_HOW TO COMPLETE THIS TASK_
The entries below should be given again exactly, minus their pictures.

_INFORMATION GIVEN_
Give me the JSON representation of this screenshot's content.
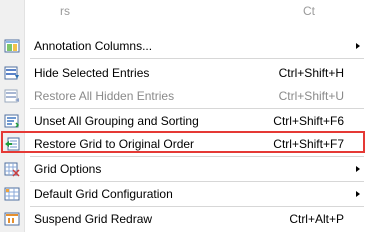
{
  "menu": {
    "partial_top_row": {
      "left_text": "rs",
      "right_text": "Ct"
    },
    "items": [
      {
        "label": "Annotation Columns...",
        "shortcut": "",
        "submenu": true,
        "enabled": true,
        "icon": "annotation-columns-icon"
      },
      {
        "label": "Hide Selected Entries",
        "shortcut": "Ctrl+Shift+H",
        "submenu": false,
        "enabled": true,
        "icon": "hide-entries-icon"
      },
      {
        "label": "Restore All Hidden Entries",
        "shortcut": "Ctrl+Shift+U",
        "submenu": false,
        "enabled": false,
        "icon": "restore-hidden-icon"
      },
      {
        "label": "Unset All Grouping and Sorting",
        "shortcut": "Ctrl+Shift+F6",
        "submenu": false,
        "enabled": true,
        "icon": "unset-grouping-icon"
      },
      {
        "label": "Restore Grid to Original Order",
        "shortcut": "Ctrl+Shift+F7",
        "submenu": false,
        "enabled": true,
        "icon": "restore-grid-icon"
      },
      {
        "label": "Grid Options",
        "shortcut": "",
        "submenu": true,
        "enabled": true,
        "icon": "grid-options-icon"
      },
      {
        "label": "Default Grid Configuration",
        "shortcut": "",
        "submenu": true,
        "enabled": true,
        "icon": "default-grid-icon"
      },
      {
        "label": "Suspend Grid Redraw",
        "shortcut": "Ctrl+Alt+P",
        "submenu": false,
        "enabled": true,
        "icon": "suspend-redraw-icon"
      }
    ]
  },
  "colors": {
    "highlight_border": "#e53935",
    "disabled_text": "#8a8a8a",
    "gutter": "#f0f0f0"
  }
}
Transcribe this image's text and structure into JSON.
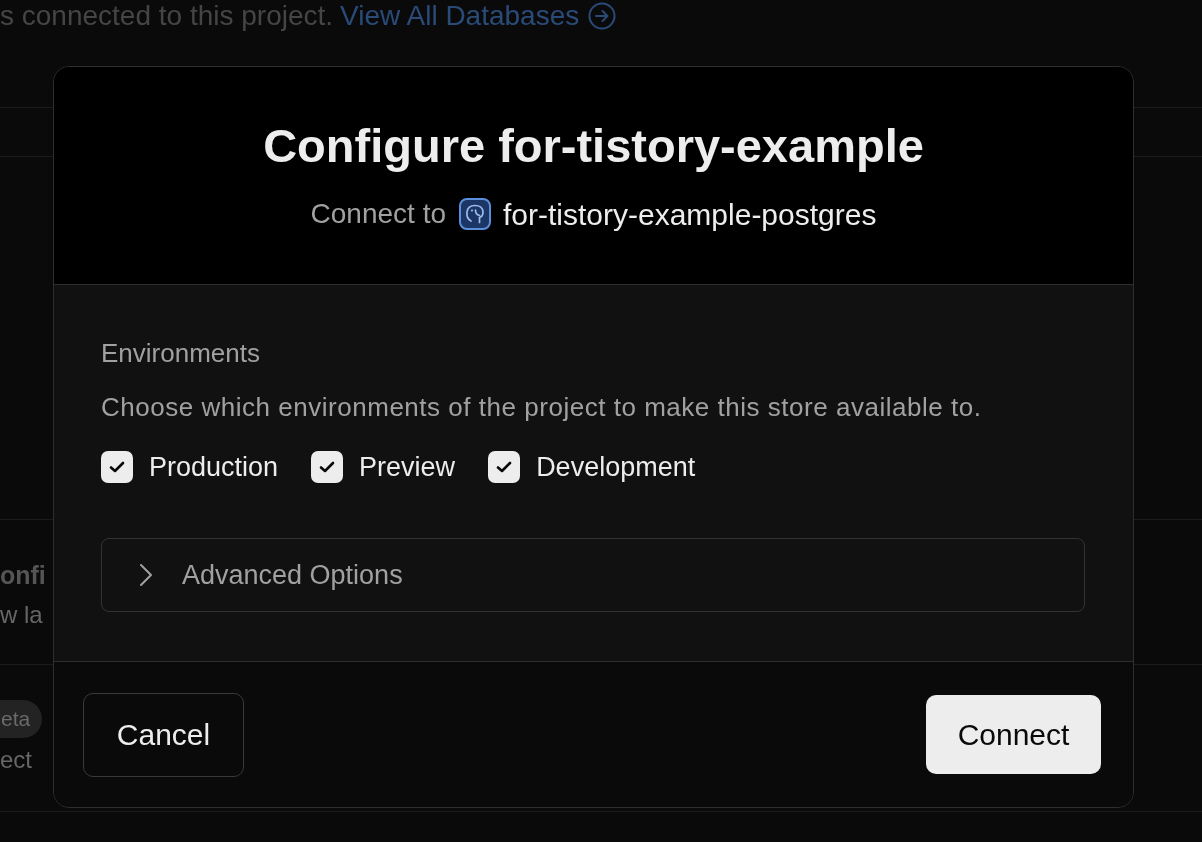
{
  "page": {
    "notice": "s connected to this project.",
    "link": "View All Databases",
    "sections": [
      {
        "title": "onfi",
        "description": "w la"
      },
      {
        "badge": "eta",
        "description": "ect"
      }
    ]
  },
  "dialog": {
    "title": "Configure for-tistory-example",
    "subtitle": {
      "prefix": "Connect to",
      "database": "for-tistory-example-postgres"
    },
    "environments": {
      "label": "Environments",
      "description": "Choose which environments of the project to make this store available to.",
      "options": [
        {
          "label": "Production",
          "checked": true
        },
        {
          "label": "Preview",
          "checked": true
        },
        {
          "label": "Development",
          "checked": true
        }
      ]
    },
    "advanced": {
      "label": "Advanced Options",
      "expanded": false
    },
    "buttons": [
      {
        "label": "Cancel",
        "kind": "secondary"
      },
      {
        "label": "Connect",
        "kind": "primary"
      }
    ]
  }
}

_ANSWER TO THE EXERCISE_
Give me the JSON representation of this screenshot's content.
{
  "menu": {
    "partial_top_row": {
      "left_text": "rs",
      "right_text": "Ct"
    },
    "items": [
      {
        "label": "Annotation Columns...",
        "shortcut": "",
        "submenu": true,
        "enabled": true,
        "icon": "annotation-columns-icon"
      },
      {
        "label": "Hide Selected Entries",
        "shortcut": "Ctrl+Shift+H",
        "submenu": false,
        "enabled": true,
        "icon": "hide-entries-icon"
      },
      {
        "label": "Restore All Hidden Entries",
        "shortcut": "Ctrl+Shift+U",
        "submenu": false,
        "enabled": false,
        "icon": "restore-hidden-icon"
      },
      {
        "label": "Unset All Grouping and Sorting",
        "shortcut": "Ctrl+Shift+F6",
        "submenu": false,
        "enabled": true,
        "icon": "unset-grouping-icon"
      },
      {
        "label": "Restore Grid to Original Order",
        "shortcut": "Ctrl+Shift+F7",
        "submenu": false,
        "enabled": true,
        "icon": "restore-grid-icon"
      },
      {
        "label": "Grid Options",
        "shortcut": "",
        "submenu": true,
        "enabled": true,
        "icon": "grid-options-icon"
      },
      {
        "label": "Default Grid Configuration",
        "shortcut": "",
        "submenu": true,
        "enabled": true,
        "icon": "default-grid-icon"
      },
      {
        "label": "Suspend Grid Redraw",
        "shortcut": "Ctrl+Alt+P",
        "submenu": false,
        "enabled": true,
        "icon": "suspend-redraw-icon"
      }
    ]
  },
  "colors": {
    "highlight_border": "#e53935",
    "disabled_text": "#8a8a8a",
    "gutter": "#f0f0f0"
  }
}
Transcribe this image's text and structure into JSON.
{
  "page": {
    "notice": "s connected to this project.",
    "link": "View All Databases",
    "sections": [
      {
        "title": "onfi",
        "description": "w la"
      },
      {
        "badge": "eta",
        "description": "ect"
      }
    ]
  },
  "dialog": {
    "title": "Configure for-tistory-example",
    "subtitle": {
      "prefix": "Connect to",
      "database": "for-tistory-example-postgres"
    },
    "environments": {
      "label": "Environments",
      "description": "Choose which environments of the project to make this store available to.",
      "options": [
        {
          "label": "Production",
          "checked": true
        },
        {
          "label": "Preview",
          "checked": true
        },
        {
          "label": "Development",
          "checked": true
        }
      ]
    },
    "advanced": {
      "label": "Advanced Options",
      "expanded": false
    },
    "buttons": [
      {
        "label": "Cancel",
        "kind": "secondary"
      },
      {
        "label": "Connect",
        "kind": "primary"
      }
    ]
  }
}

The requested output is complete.